PROBLEM DESCRIPTION: Set all the entries down once more, with nothing altered.

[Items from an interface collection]
○ ○ ○ ○ ○
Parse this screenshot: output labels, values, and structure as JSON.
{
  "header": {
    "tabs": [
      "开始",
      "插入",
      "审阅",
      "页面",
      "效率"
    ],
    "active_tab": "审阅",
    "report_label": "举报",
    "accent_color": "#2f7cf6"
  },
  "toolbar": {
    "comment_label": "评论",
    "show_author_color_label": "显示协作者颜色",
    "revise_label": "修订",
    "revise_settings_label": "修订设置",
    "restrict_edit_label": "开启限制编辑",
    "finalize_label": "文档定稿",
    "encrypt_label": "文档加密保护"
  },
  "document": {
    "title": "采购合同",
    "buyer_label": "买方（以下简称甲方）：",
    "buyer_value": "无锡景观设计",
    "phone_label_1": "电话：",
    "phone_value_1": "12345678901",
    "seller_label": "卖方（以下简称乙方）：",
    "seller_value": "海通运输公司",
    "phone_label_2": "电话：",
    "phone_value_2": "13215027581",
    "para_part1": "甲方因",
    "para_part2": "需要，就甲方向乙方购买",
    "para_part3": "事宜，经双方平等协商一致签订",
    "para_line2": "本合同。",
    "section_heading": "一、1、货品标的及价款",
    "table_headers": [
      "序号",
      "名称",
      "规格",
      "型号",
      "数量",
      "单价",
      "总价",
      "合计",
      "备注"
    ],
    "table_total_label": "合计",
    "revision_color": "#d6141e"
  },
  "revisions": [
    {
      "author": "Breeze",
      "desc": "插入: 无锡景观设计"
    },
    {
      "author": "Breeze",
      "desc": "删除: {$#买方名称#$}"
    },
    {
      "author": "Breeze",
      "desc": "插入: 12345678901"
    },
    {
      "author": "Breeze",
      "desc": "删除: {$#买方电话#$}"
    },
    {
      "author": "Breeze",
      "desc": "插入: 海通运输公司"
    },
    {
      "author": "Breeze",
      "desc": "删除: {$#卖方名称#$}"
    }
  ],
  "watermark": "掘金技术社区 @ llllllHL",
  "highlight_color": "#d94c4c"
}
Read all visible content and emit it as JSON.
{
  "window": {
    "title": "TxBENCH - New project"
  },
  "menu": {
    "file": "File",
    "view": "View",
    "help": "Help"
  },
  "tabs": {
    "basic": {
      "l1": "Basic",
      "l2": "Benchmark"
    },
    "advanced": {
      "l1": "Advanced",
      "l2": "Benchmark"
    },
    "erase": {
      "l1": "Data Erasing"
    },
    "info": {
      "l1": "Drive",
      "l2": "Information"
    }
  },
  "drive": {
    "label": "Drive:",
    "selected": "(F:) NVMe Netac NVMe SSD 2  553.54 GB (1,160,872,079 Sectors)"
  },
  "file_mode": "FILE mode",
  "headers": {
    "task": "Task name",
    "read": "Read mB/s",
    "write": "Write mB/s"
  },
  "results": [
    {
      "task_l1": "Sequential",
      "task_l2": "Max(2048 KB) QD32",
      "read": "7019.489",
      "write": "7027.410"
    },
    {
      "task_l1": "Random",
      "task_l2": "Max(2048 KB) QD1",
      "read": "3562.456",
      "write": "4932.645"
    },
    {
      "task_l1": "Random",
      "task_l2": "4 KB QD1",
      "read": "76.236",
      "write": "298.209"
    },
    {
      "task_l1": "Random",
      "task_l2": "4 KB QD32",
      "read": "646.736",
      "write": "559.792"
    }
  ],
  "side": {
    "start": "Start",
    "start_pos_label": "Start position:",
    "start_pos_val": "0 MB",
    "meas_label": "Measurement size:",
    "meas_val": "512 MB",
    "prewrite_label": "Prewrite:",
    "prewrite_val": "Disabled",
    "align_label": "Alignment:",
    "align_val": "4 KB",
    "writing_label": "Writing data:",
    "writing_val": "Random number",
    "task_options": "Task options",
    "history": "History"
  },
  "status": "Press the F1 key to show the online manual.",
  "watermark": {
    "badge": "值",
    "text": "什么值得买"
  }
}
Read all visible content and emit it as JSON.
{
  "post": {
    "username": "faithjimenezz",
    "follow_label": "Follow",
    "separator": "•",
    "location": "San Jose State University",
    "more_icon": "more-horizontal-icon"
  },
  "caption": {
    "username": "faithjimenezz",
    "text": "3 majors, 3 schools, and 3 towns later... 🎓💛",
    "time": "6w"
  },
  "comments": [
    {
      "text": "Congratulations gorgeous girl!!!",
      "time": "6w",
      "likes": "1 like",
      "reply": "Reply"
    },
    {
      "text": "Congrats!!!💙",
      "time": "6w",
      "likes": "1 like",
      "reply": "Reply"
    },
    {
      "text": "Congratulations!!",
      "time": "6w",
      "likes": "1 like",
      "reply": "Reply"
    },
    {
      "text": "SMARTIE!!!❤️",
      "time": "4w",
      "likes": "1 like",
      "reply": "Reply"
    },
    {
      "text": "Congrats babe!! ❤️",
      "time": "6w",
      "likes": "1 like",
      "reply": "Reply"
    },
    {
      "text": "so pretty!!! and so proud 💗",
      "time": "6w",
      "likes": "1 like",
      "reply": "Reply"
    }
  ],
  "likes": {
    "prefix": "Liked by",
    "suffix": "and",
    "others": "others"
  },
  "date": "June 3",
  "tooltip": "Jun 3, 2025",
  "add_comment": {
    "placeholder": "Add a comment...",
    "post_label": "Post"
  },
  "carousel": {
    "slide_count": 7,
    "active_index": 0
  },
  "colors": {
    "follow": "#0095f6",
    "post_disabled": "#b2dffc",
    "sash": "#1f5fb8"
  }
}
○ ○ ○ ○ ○
OUTPUT:
Parse this screenshot: output labels, values, and structure as JSON.
{
  "header": {
    "tabs": [
      "开始",
      "插入",
      "审阅",
      "页面",
      "效率"
    ],
    "active_tab": "审阅",
    "report_label": "举报",
    "accent_color": "#2f7cf6"
  },
  "toolbar": {
    "comment_label": "评论",
    "show_author_color_label": "显示协作者颜色",
    "revise_label": "修订",
    "revise_settings_label": "修订设置",
    "restrict_edit_label": "开启限制编辑",
    "finalize_label": "文档定稿",
    "encrypt_label": "文档加密保护"
  },
  "document": {
    "title": "采购合同",
    "buyer_label": "买方（以下简称甲方）：",
    "buyer_value": "无锡景观设计",
    "phone_label_1": "电话：",
    "phone_value_1": "12345678901",
    "seller_label": "卖方（以下简称乙方）：",
    "seller_value": "海通运输公司",
    "phone_label_2": "电话：",
    "phone_value_2": "13215027581",
    "para_part1": "甲方因",
    "para_part2": "需要，就甲方向乙方购买",
    "para_part3": "事宜，经双方平等协商一致签订",
    "para_line2": "本合同。",
    "section_heading": "一、1、货品标的及价款",
    "table_headers": [
      "序号",
      "名称",
      "规格",
      "型号",
      "数量",
      "单价",
      "总价",
      "合计",
      "备注"
    ],
    "table_total_label": "合计",
    "revision_color": "#d6141e"
  },
  "revisions": [
    {
      "author": "Breeze",
      "desc": "插入: 无锡景观设计"
    },
    {
      "author": "Breeze",
      "desc": "删除: {$#买方名称#$}"
    },
    {
      "author": "Breeze",
      "desc": "插入: 12345678901"
    },
    {
      "author": "Breeze",
      "desc": "删除: {$#买方电话#$}"
    },
    {
      "author": "Breeze",
      "desc": "插入: 海通运输公司"
    },
    {
      "author": "Breeze",
      "desc": "删除: {$#卖方名称#$}"
    }
  ],
  "watermark": "掘金技术社区 @ llllllHL",
  "highlight_color": "#d94c4c"
}
Read all visible content and emit it as JSON.
{
  "window": {
    "title": "TxBENCH - New project"
  },
  "menu": {
    "file": "File",
    "view": "View",
    "help": "Help"
  },
  "tabs": {
    "basic": {
      "l1": "Basic",
      "l2": "Benchmark"
    },
    "advanced": {
      "l1": "Advanced",
      "l2": "Benchmark"
    },
    "erase": {
      "l1": "Data Erasing"
    },
    "info": {
      "l1": "Drive",
      "l2": "Information"
    }
  },
  "drive": {
    "label": "Drive:",
    "selected": "(F:) NVMe Netac NVMe SSD 2  553.54 GB (1,160,872,079 Sectors)"
  },
  "file_mode": "FILE mode",
  "headers": {
    "task": "Task name",
    "read": "Read mB/s",
    "write": "Write mB/s"
  },
  "results": [
    {
      "task_l1": "Sequential",
      "task_l2": "Max(2048 KB) QD32",
      "read": "7019.489",
      "write": "7027.410"
    },
    {
      "task_l1": "Random",
      "task_l2": "Max(2048 KB) QD1",
      "read": "3562.456",
      "write": "4932.645"
    },
    {
      "task_l1": "Random",
      "task_l2": "4 KB QD1",
      "read": "76.236",
      "write": "298.209"
    },
    {
      "task_l1": "Random",
      "task_l2": "4 KB QD32",
      "read": "646.736",
      "write": "559.792"
    }
  ],
  "side": {
    "start": "Start",
    "start_pos_label": "Start position:",
    "start_pos_val": "0 MB",
    "meas_label": "Measurement size:",
    "meas_val": "512 MB",
    "prewrite_label": "Prewrite:",
    "prewrite_val": "Disabled",
    "align_label": "Alignment:",
    "align_val": "4 KB",
    "writing_label": "Writing data:",
    "writing_val": "Random number",
    "task_options": "Task options",
    "history": "History"
  },
  "status": "Press the F1 key to show the online manual.",
  "watermark": {
    "badge": "值",
    "text": "什么值得买"
  }
}
Read all visible content and emit it as JSON.
{
  "post": {
    "username": "faithjimenezz",
    "follow_label": "Follow",
    "separator": "•",
    "location": "San Jose State University",
    "more_icon": "more-horizontal-icon"
  },
  "caption": {
    "username": "faithjimenezz",
    "text": "3 majors, 3 schools, and 3 towns later... 🎓💛",
    "time": "6w"
  },
  "comments": [
    {
      "text": "Congratulations gorgeous girl!!!",
      "time": "6w",
      "likes": "1 like",
      "reply": "Reply"
    },
    {
      "text": "Congrats!!!💙",
      "time": "6w",
      "likes": "1 like",
      "reply": "Reply"
    },
    {
      "text": "Congratulations!!",
      "time": "6w",
      "likes": "1 like",
      "reply": "Reply"
    },
    {
      "text": "SMARTIE!!!❤️",
      "time": "4w",
      "likes": "1 like",
      "reply": "Reply"
    },
    {
      "text": "Congrats babe!! ❤️",
      "time": "6w",
      "likes": "1 like",
      "reply": "Reply"
    },
    {
      "text": "so pretty!!! and so proud 💗",
      "time": "6w",
      "likes": "1 like",
      "reply": "Reply"
    }
  ],
  "likes": {
    "prefix": "Liked by",
    "suffix": "and",
    "others": "others"
  },
  "date": "June 3",
  "tooltip": "Jun 3, 2025",
  "add_comment": {
    "placeholder": "Add a comment...",
    "post_label": "Post"
  },
  "carousel": {
    "slide_count": 7,
    "active_index": 0
  },
  "colors": {
    "follow": "#0095f6",
    "post_disabled": "#b2dffc",
    "sash": "#1f5fb8"
  }
}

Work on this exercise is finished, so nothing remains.